*** GIVEN ENTRIES Section Begins ***

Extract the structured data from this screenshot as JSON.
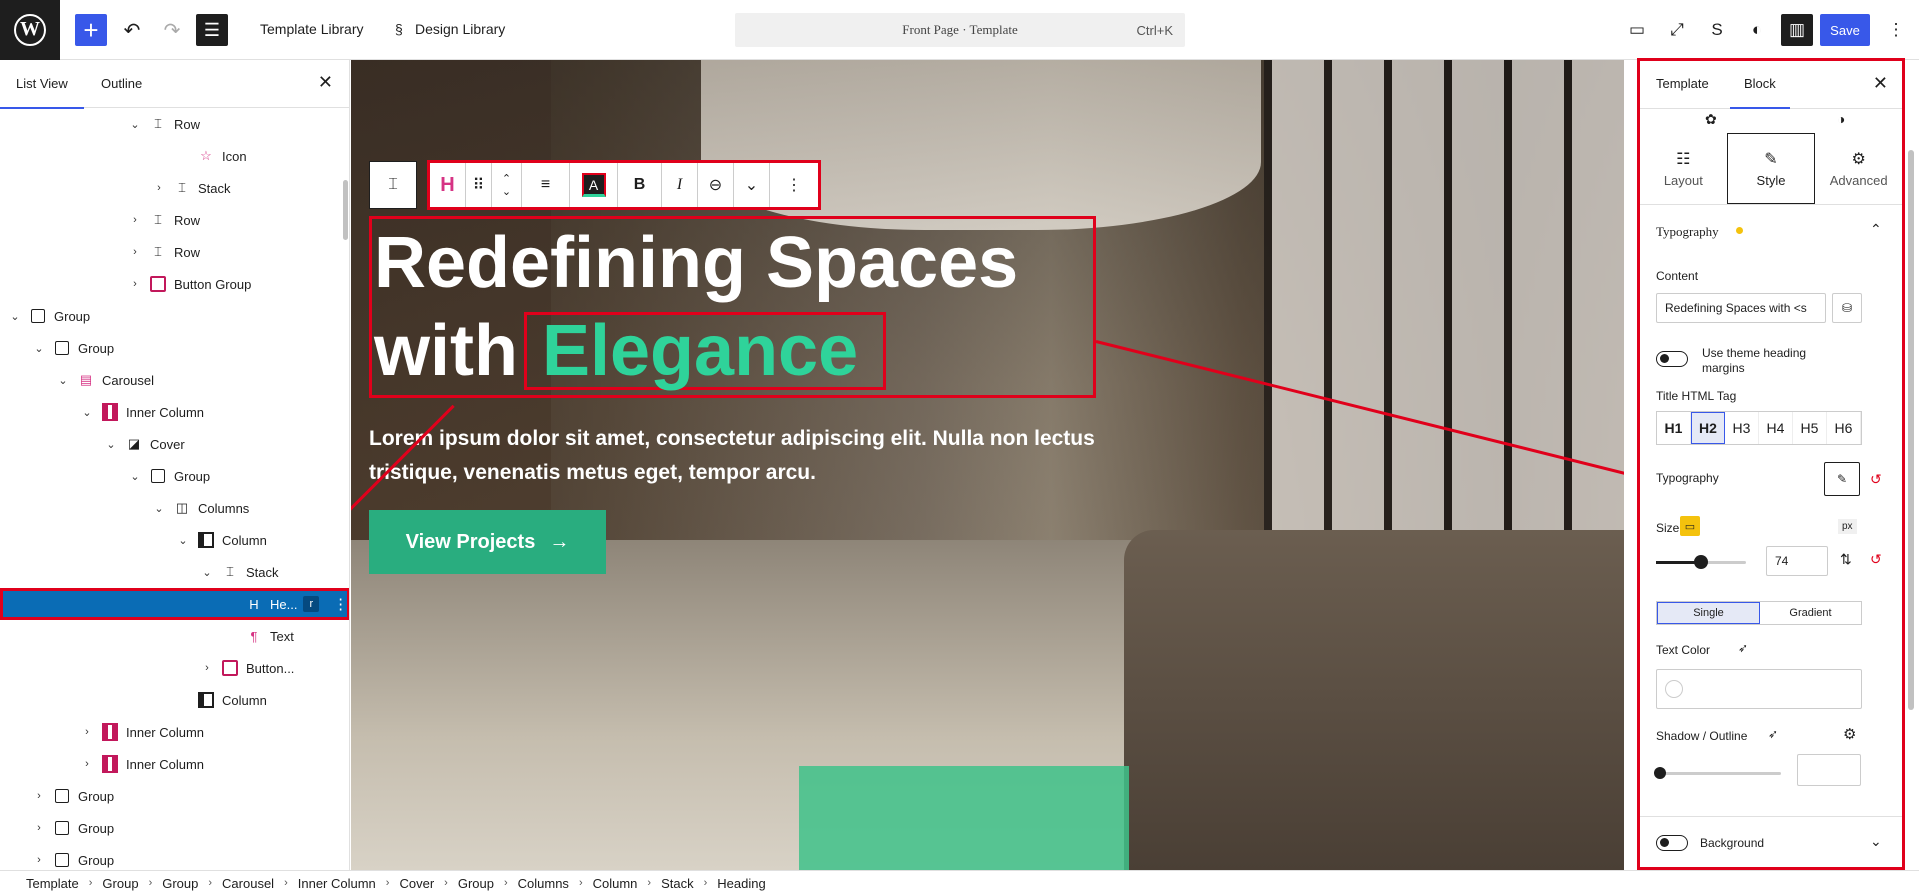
{
  "topbar": {
    "logo": "W",
    "template_library": "Template Library",
    "design_library": "Design Library",
    "command": "Front Page · Template",
    "shortcut": "Ctrl+K",
    "save": "Save"
  },
  "left_panel": {
    "tabs": [
      "List View",
      "Outline"
    ],
    "tree": [
      {
        "label": "Row",
        "indent": 5,
        "chevron": "down",
        "icon": "row"
      },
      {
        "label": "Icon",
        "indent": 7,
        "chevron": "",
        "icon": "star"
      },
      {
        "label": "Stack",
        "indent": 6,
        "chevron": "right",
        "icon": "stack"
      },
      {
        "label": "Row",
        "indent": 5,
        "chevron": "right",
        "icon": "row"
      },
      {
        "label": "Row",
        "indent": 5,
        "chevron": "right",
        "icon": "row"
      },
      {
        "label": "Button Group",
        "indent": 5,
        "chevron": "right",
        "icon": "buttons"
      },
      {
        "label": "Group",
        "indent": 0,
        "chevron": "down",
        "icon": "group"
      },
      {
        "label": "Group",
        "indent": 1,
        "chevron": "down",
        "icon": "group"
      },
      {
        "label": "Carousel",
        "indent": 2,
        "chevron": "down",
        "icon": "carousel"
      },
      {
        "label": "Inner Column",
        "indent": 3,
        "chevron": "down",
        "icon": "innercol"
      },
      {
        "label": "Cover",
        "indent": 4,
        "chevron": "down",
        "icon": "cover"
      },
      {
        "label": "Group",
        "indent": 5,
        "chevron": "down",
        "icon": "group"
      },
      {
        "label": "Columns",
        "indent": 6,
        "chevron": "down",
        "icon": "columns"
      },
      {
        "label": "Column",
        "indent": 7,
        "chevron": "down",
        "icon": "column"
      },
      {
        "label": "Stack",
        "indent": 8,
        "chevron": "down",
        "icon": "stack"
      },
      {
        "label": "He...",
        "indent": 9,
        "chevron": "",
        "icon": "heading",
        "selected": true,
        "chip": "r"
      },
      {
        "label": "Text",
        "indent": 9,
        "chevron": "",
        "icon": "paragraph"
      },
      {
        "label": "Button...",
        "indent": 8,
        "chevron": "right",
        "icon": "buttons"
      },
      {
        "label": "Column",
        "indent": 7,
        "chevron": "",
        "icon": "column"
      },
      {
        "label": "Inner Column",
        "indent": 3,
        "chevron": "right",
        "icon": "innercol"
      },
      {
        "label": "Inner Column",
        "indent": 3,
        "chevron": "right",
        "icon": "innercol"
      },
      {
        "label": "Group",
        "indent": 1,
        "chevron": "right",
        "icon": "group"
      },
      {
        "label": "Group",
        "indent": 1,
        "chevron": "right",
        "icon": "group"
      },
      {
        "label": "Group",
        "indent": 1,
        "chevron": "right",
        "icon": "group"
      }
    ]
  },
  "canvas": {
    "title_line1": "Redefining Spaces",
    "title_line2_plain": "with",
    "title_accent": "Elegance",
    "subtitle": "Lorem ipsum dolor sit amet, consectetur adipiscing elit. Nulla non lectus tristique, venenatis metus eget, tempor arcu.",
    "button": "View Projects",
    "button_arrow": "→",
    "accent_color": "#2fd39a"
  },
  "right_panel": {
    "tabs": [
      "Template",
      "Block"
    ],
    "subtabs": [
      "Layout",
      "Style",
      "Advanced"
    ],
    "typography_section": "Typography",
    "content_label": "Content",
    "content_value": "Redefining Spaces with <s",
    "theme_margins_label": "Use theme heading margins",
    "html_tag_label": "Title HTML Tag",
    "html_tags": [
      "H1",
      "H2",
      "H3",
      "H4",
      "H5",
      "H6"
    ],
    "active_tag": "H2",
    "typography_label": "Typography",
    "size_label": "Size",
    "size_unit": "px",
    "size_value": "74",
    "size_slider_fraction": 0.5,
    "color_modes": [
      "Single",
      "Gradient"
    ],
    "text_color_label": "Text Color",
    "shadow_label": "Shadow / Outline",
    "background_label": "Background"
  },
  "breadcrumb": [
    "Template",
    "Group",
    "Group",
    "Carousel",
    "Inner Column",
    "Cover",
    "Group",
    "Columns",
    "Column",
    "Stack",
    "Heading"
  ]
}
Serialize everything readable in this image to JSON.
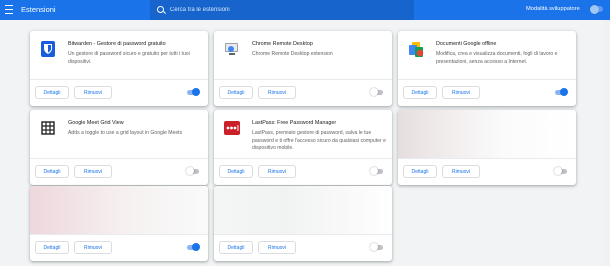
{
  "header": {
    "title": "Estensioni",
    "search_placeholder": "Cerca tra le estensioni",
    "dev_mode_label": "Modalità sviluppatore",
    "dev_mode_on": false
  },
  "buttons": {
    "details": "Dettagli",
    "remove": "Rimuovi"
  },
  "extensions": [
    {
      "name": "Bitwarden - Gestore di password gratuito",
      "description": "Un gestore di password sicuro e gratuito per tutti i tuoi dispositivi.",
      "icon": "bitwarden-icon",
      "enabled": true
    },
    {
      "name": "Chrome Remote Desktop",
      "description": "Chrome Remote Desktop extension",
      "icon": "remote-desktop-icon",
      "enabled": false
    },
    {
      "name": "Documenti Google offline",
      "description": "Modifica, crea e visualizza documenti, fogli di lavoro e presentazioni, senza accesso a Internet.",
      "icon": "google-docs-offline-icon",
      "enabled": true
    },
    {
      "name": "Google Meet Grid View",
      "description": "Adds a toggle to use a grid layout in Google Meets",
      "icon": "grid-icon",
      "enabled": false
    },
    {
      "name": "LastPass: Free Password Manager",
      "description": "LastPass, premiato gestore di password, salva le tue password e ti offre l'accesso sicuro da qualsiasi computer e dispositivo mobile.",
      "icon": "lastpass-icon",
      "enabled": false
    },
    {
      "name": "",
      "description": "",
      "icon": "blurred-icon",
      "enabled": false
    },
    {
      "name": "",
      "description": "",
      "icon": "blurred-icon",
      "enabled": true
    },
    {
      "name": "",
      "description": "",
      "icon": "blurred-icon",
      "enabled": false
    }
  ],
  "colors": {
    "accent": "#1a73e8",
    "background": "#f1f3f4"
  }
}
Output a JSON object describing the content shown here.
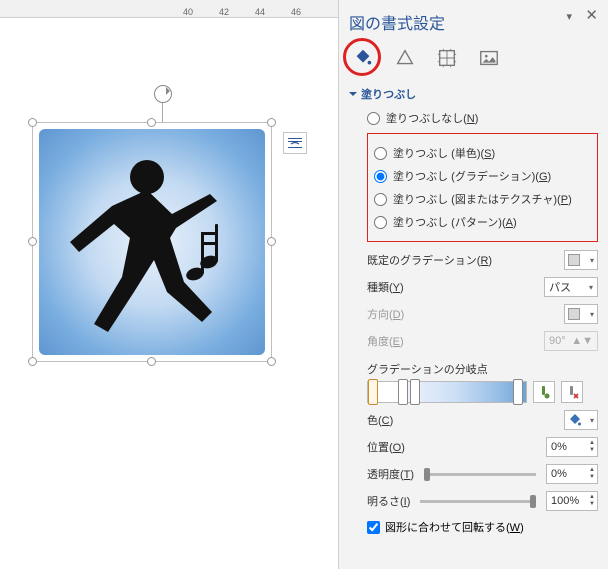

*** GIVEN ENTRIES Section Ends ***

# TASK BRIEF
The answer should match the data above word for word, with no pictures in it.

# COMPLETED EXERCISE
Extract the structured data from this screenshot as JSON.
{
  "topbar": {
    "logo": "W",
    "template_library": "Template Library",
    "design_library": "Design Library",
    "command": "Front Page · Template",
    "shortcut": "Ctrl+K",
    "save": "Save"
  },
  "left_panel": {
    "tabs": [
      "List View",
      "Outline"
    ],
    "tree": [
      {
        "label": "Row",
        "indent": 5,
        "chevron": "down",
        "icon": "row"
      },
      {
        "label": "Icon",
        "indent": 7,
        "chevron": "",
        "icon": "star"
      },
      {
        "label": "Stack",
        "indent": 6,
        "chevron": "right",
        "icon": "stack"
      },
      {
        "label": "Row",
        "indent": 5,
        "chevron": "right",
        "icon": "row"
      },
      {
        "label": "Row",
        "indent": 5,
        "chevron": "right",
        "icon": "row"
      },
      {
        "label": "Button Group",
        "indent": 5,
        "chevron": "right",
        "icon": "buttons"
      },
      {
        "label": "Group",
        "indent": 0,
        "chevron": "down",
        "icon": "group"
      },
      {
        "label": "Group",
        "indent": 1,
        "chevron": "down",
        "icon": "group"
      },
      {
        "label": "Carousel",
        "indent": 2,
        "chevron": "down",
        "icon": "carousel"
      },
      {
        "label": "Inner Column",
        "indent": 3,
        "chevron": "down",
        "icon": "innercol"
      },
      {
        "label": "Cover",
        "indent": 4,
        "chevron": "down",
        "icon": "cover"
      },
      {
        "label": "Group",
        "indent": 5,
        "chevron": "down",
        "icon": "group"
      },
      {
        "label": "Columns",
        "indent": 6,
        "chevron": "down",
        "icon": "columns"
      },
      {
        "label": "Column",
        "indent": 7,
        "chevron": "down",
        "icon": "column"
      },
      {
        "label": "Stack",
        "indent": 8,
        "chevron": "down",
        "icon": "stack"
      },
      {
        "label": "He...",
        "indent": 9,
        "chevron": "",
        "icon": "heading",
        "selected": true,
        "chip": "r"
      },
      {
        "label": "Text",
        "indent": 9,
        "chevron": "",
        "icon": "paragraph"
      },
      {
        "label": "Button...",
        "indent": 8,
        "chevron": "right",
        "icon": "buttons"
      },
      {
        "label": "Column",
        "indent": 7,
        "chevron": "",
        "icon": "column"
      },
      {
        "label": "Inner Column",
        "indent": 3,
        "chevron": "right",
        "icon": "innercol"
      },
      {
        "label": "Inner Column",
        "indent": 3,
        "chevron": "right",
        "icon": "innercol"
      },
      {
        "label": "Group",
        "indent": 1,
        "chevron": "right",
        "icon": "group"
      },
      {
        "label": "Group",
        "indent": 1,
        "chevron": "right",
        "icon": "group"
      },
      {
        "label": "Group",
        "indent": 1,
        "chevron": "right",
        "icon": "group"
      }
    ]
  },
  "canvas": {
    "title_line1": "Redefining Spaces",
    "title_line2_plain": "with",
    "title_accent": "Elegance",
    "subtitle": "Lorem ipsum dolor sit amet, consectetur adipiscing elit. Nulla non lectus tristique, venenatis metus eget, tempor arcu.",
    "button": "View Projects",
    "button_arrow": "→",
    "accent_color": "#2fd39a"
  },
  "right_panel": {
    "tabs": [
      "Template",
      "Block"
    ],
    "subtabs": [
      "Layout",
      "Style",
      "Advanced"
    ],
    "typography_section": "Typography",
    "content_label": "Content",
    "content_value": "Redefining Spaces with <s",
    "theme_margins_label": "Use theme heading margins",
    "html_tag_label": "Title HTML Tag",
    "html_tags": [
      "H1",
      "H2",
      "H3",
      "H4",
      "H5",
      "H6"
    ],
    "active_tag": "H2",
    "typography_label": "Typography",
    "size_label": "Size",
    "size_unit": "px",
    "size_value": "74",
    "size_slider_fraction": 0.5,
    "color_modes": [
      "Single",
      "Gradient"
    ],
    "text_color_label": "Text Color",
    "shadow_label": "Shadow / Outline",
    "background_label": "Background"
  },
  "breadcrumb": [
    "Template",
    "Group",
    "Group",
    "Carousel",
    "Inner Column",
    "Cover",
    "Group",
    "Columns",
    "Column",
    "Stack",
    "Heading"
  ]
}
Serialize everything readable in this image to JSON.
{
  "header": {
    "title": "Estensioni",
    "search_placeholder": "Cerca tra le estensioni",
    "dev_mode_label": "Modalità sviluppatore",
    "dev_mode_on": false
  },
  "buttons": {
    "details": "Dettagli",
    "remove": "Rimuovi"
  },
  "extensions": [
    {
      "name": "Bitwarden - Gestore di password gratuito",
      "description": "Un gestore di password sicuro e gratuito per tutti i tuoi dispositivi.",
      "icon": "bitwarden-icon",
      "enabled": true
    },
    {
      "name": "Chrome Remote Desktop",
      "description": "Chrome Remote Desktop extension",
      "icon": "remote-desktop-icon",
      "enabled": false
    },
    {
      "name": "Documenti Google offline",
      "description": "Modifica, crea e visualizza documenti, fogli di lavoro e presentazioni, senza accesso a Internet.",
      "icon": "google-docs-offline-icon",
      "enabled": true
    },
    {
      "name": "Google Meet Grid View",
      "description": "Adds a toggle to use a grid layout in Google Meets",
      "icon": "grid-icon",
      "enabled": false
    },
    {
      "name": "LastPass: Free Password Manager",
      "description": "LastPass, premiato gestore di password, salva le tue password e ti offre l'accesso sicuro da qualsiasi computer e dispositivo mobile.",
      "icon": "lastpass-icon",
      "enabled": false
    },
    {
      "name": "",
      "description": "",
      "icon": "blurred-icon",
      "enabled": false
    },
    {
      "name": "",
      "description": "",
      "icon": "blurred-icon",
      "enabled": true
    },
    {
      "name": "",
      "description": "",
      "icon": "blurred-icon",
      "enabled": false
    }
  ],
  "colors": {
    "accent": "#1a73e8",
    "background": "#f1f3f4"
  }
}
Output a JSON object describing the content shown here.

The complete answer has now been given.